Arrest in Alexis Murphy case, missing Hollymead homeowners’ funds, and herbicide: News briefs

Randy Allen Taylor. Photo: Albemarle-Charlottesville Regional Jail. Randy Allen Taylor. Photo: Albemarle-Charlottesville Regional Jail.

Check daily and pick up a copy of the paper Tuesday for the latest Charlottesville and Albemarle news briefs and stories. Here’s a quick look at some of what we’ve had an eye on for the past week.

Alexis Murphy abduction suspect held in Albemarle 

Police announced Monday that they have arrested 48-year-old Randy Allen Taylor for abduction in connection with the case of still-missing 17-year-old Nelson County resident Alexis Murphy. The arrest came eight days after Murphy left her house to go shopping and never returned.

Taylor is being held without bail at the Albemarle-Charlottesville Regional Jail ahead of an appearance in Nelson County District Court later this week.

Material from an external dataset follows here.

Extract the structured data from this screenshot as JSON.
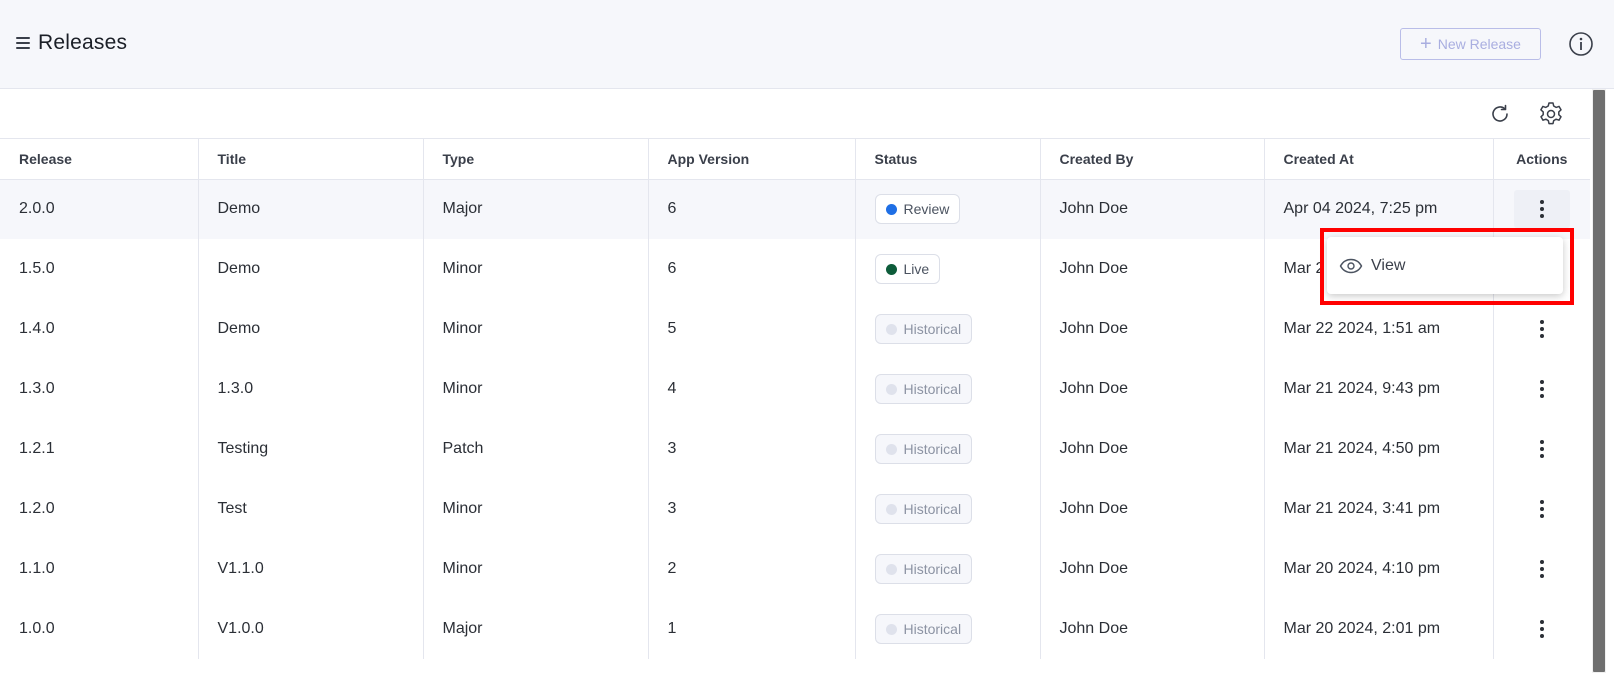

Police and FBI officials told reporters in a press conference Monday morning that they are still searching for Murphy, whose white Nissan was found in the Carmike Cinemas parking lot in Charlottesville last Tuesday. They’re urging anyone who knows Taylor or might have seen his car—a late-model GMC Suburban-like truck—to contact them.

Taylor was a suspect in the 2010 disappearance of Orange County teen Samantha Clarke, according to previous stories in The Hook. He was never charged in connection to her case.

Cops investigate missing neighborhood association funds

The news that more than $73,000 has gone missing from the Hollymead Citizens Association Board of Directors’ bank account has sparked a police investigation and concern among homeowners.

The board alerted residents last month that an independent auditor had discovered the unauthorized transactions, which took place between 2008 and 2012, The Daily Progress reported. In addition to unpaid payroll taxes dating to 2010, the auditor found discrepancies between checks cut and canceled and checks entered into the association’s accounting software.

According to the audit report, $25,000 of the misappropriated funds was returned. No one from the neighborhood’s board of directors, the audit firm, or Condominium Management of Charlottesville, which has been handling the association’s finances since earlier this year, responded to a reporter’s request. According to the Progress, it was a Hollymead resident who alerted the police to the matter, and many in the neighborhood are demanding leadership changes and more transparency from their board.

County residents can opt out of brush spraying 

Albemarle County residents can opt out of an herbicide spraying program implemented by the Virginia Department of Transportation (VDOT) that has sparked controversy here.

Charlottesville Tomorrow reported that VDOT plans to treat rural roadsides with Krenite S, a chemical that the Environmental Protection Agency says cannot be used on cropland or areas with surface water. The EPA also requires use of the herbicide to be overseen by chemical handlers.

According to Charlottesville Tomorrow, Albemarle County Board of Supervisors Chair Ann Mallek is concerned that VDOT has disregarded rules and safety measures, and says she’s seen officials spraying the Moormans River.

The EPA is in the process of gathering more data about Krenite S, and is expected to release an evaluation of its effects by 2015. In the meantime, residents can call VDOT at 1-800-367-7623 to opt out of the spraying, which will begin August 26 and run through the end of September.

Roanoke gets rail

The success of the extension of Amtrak’s Northeast Corridor service through Charlottesville to Lynchburg has encouraged state and rail officials to sign an agreement stretching the line even further south to Roanoake.

State and rail officials inked the agreement last week, and Governor Bob McDonnell has committed $96 million to the rail extension, which would bring passenger train service to Roanoke for the first time in 34 years.

Connecting the busy rail line through central Virginia in 2009 was an unexpected boon for Amtrak, The Daily Progress reported. With 174,000 passengers in the last year, it’s become one of the few routes in the country that pays for itself.